  • Schedule a medical appointment: Book an appointment to make sure there are no underlying injuries.
  • Consider physical therapy: Consider arranging physical therapy for your loved one to strengthen their muscles and improve balance.
  • Implement safety measures in their home: Follow a home safety checklist and modify your loved one’s environment to reduce recurrent falls. This can include installing grab bars in the bathroom, removing tripping hazards, and ensuring proper lighting throughout their home.
  • Educate your loved one on fall prevention: Teach them about the best ways to prevent falls such as wearing non-slip shoes and using a cane or walker.
  • Plan for ongoing support: Determine whether your elderly loved one needs additional support, such as hiring a caregiver or implementing a personal emergency response system (PERS).
A senior male carrying weights​
Make sure your elderly loved one undergoes physical therapy after a fall to improve their balance​

How Long Does It Take for an Elderly Person To Recover From a Fall?

The recovery time for a fall depends on different factors, including how severe the fall was, the type of injuries the person obtained, and their general health.

If your loved one had a minor fall, like slipping on a wet floor, they might get better in a few days to a week.

However, if they had a more severe fall causing injuries like broken bones or head injuries, the recovery process might take longer. In addition, your loved one’s physician might require them to undergo physical therapy as part of a treatment plan, which can increase the time it takes to recover.

A family caregiver holding a senior female's hands​
The recovery time after a fall depends on its severity​

Find Reliable Elderly Care at Always Best Care Senior Services

For more than 25 years, our unwavering commitment to delivering top-notch care has established us as a leading provider of senior care across more than 225 territories in the United States and Canada.

At Always Best Care Senior Services, we offer the Balance Tracking System to evaluate your loved one’s stability, reducing the likelihood of future falls.

Other care services we offer include:
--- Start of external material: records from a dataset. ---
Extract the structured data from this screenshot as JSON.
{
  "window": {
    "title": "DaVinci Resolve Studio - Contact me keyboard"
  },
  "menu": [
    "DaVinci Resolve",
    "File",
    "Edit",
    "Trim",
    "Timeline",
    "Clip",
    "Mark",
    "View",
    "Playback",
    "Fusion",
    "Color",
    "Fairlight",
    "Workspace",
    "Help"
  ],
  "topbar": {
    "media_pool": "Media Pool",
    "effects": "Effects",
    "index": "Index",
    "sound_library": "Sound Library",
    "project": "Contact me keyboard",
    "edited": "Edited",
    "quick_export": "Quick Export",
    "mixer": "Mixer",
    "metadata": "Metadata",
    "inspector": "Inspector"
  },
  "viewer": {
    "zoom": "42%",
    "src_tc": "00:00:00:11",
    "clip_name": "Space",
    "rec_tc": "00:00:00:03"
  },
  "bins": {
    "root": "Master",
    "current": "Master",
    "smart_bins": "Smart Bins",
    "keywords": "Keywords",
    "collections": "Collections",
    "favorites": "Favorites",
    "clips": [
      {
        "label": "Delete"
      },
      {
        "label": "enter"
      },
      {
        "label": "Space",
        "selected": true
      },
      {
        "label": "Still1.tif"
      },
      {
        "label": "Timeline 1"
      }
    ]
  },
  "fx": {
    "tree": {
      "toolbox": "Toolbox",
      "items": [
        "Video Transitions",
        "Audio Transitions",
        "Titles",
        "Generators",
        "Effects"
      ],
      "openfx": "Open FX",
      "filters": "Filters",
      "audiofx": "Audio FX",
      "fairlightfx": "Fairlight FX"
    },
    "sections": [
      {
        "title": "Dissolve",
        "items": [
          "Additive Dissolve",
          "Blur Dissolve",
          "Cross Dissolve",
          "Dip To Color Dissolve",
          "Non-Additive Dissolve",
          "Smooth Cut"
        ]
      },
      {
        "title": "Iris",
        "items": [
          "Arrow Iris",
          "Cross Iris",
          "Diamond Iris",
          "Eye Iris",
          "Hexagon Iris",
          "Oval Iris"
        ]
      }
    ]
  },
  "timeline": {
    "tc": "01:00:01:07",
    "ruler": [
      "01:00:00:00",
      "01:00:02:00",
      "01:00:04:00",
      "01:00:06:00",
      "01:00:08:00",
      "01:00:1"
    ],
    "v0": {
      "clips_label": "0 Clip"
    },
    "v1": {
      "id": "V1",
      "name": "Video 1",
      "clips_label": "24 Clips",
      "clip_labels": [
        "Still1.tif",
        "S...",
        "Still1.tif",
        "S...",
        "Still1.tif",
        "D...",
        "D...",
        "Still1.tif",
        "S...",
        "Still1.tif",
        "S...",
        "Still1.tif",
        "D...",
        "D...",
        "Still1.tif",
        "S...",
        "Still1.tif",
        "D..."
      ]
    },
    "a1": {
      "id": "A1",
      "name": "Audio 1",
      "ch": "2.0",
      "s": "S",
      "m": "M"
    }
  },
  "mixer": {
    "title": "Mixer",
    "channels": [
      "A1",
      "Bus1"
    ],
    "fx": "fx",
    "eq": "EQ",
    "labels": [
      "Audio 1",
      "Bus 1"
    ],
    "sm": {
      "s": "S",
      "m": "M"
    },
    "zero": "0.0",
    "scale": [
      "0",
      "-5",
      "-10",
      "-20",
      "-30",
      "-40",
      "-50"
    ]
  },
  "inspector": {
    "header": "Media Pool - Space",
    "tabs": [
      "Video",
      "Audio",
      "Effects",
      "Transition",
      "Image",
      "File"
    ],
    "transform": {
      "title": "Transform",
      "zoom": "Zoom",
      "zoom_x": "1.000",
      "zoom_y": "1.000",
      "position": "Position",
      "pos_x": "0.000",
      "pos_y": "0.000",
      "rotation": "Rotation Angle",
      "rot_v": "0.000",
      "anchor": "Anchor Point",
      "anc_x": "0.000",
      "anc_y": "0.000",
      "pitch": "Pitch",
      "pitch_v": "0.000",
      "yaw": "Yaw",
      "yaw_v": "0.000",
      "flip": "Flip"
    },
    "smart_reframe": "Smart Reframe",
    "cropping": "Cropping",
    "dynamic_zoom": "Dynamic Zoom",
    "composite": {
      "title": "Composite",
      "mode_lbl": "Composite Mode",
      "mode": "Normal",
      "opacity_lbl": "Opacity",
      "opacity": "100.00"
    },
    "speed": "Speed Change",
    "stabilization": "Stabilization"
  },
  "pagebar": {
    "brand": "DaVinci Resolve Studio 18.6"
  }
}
Our reliable team is committed to providing top-notch care and support for elderly individuals who are recovering after a fall.

Find out how we can help your elderly loved one.
Request a care consultation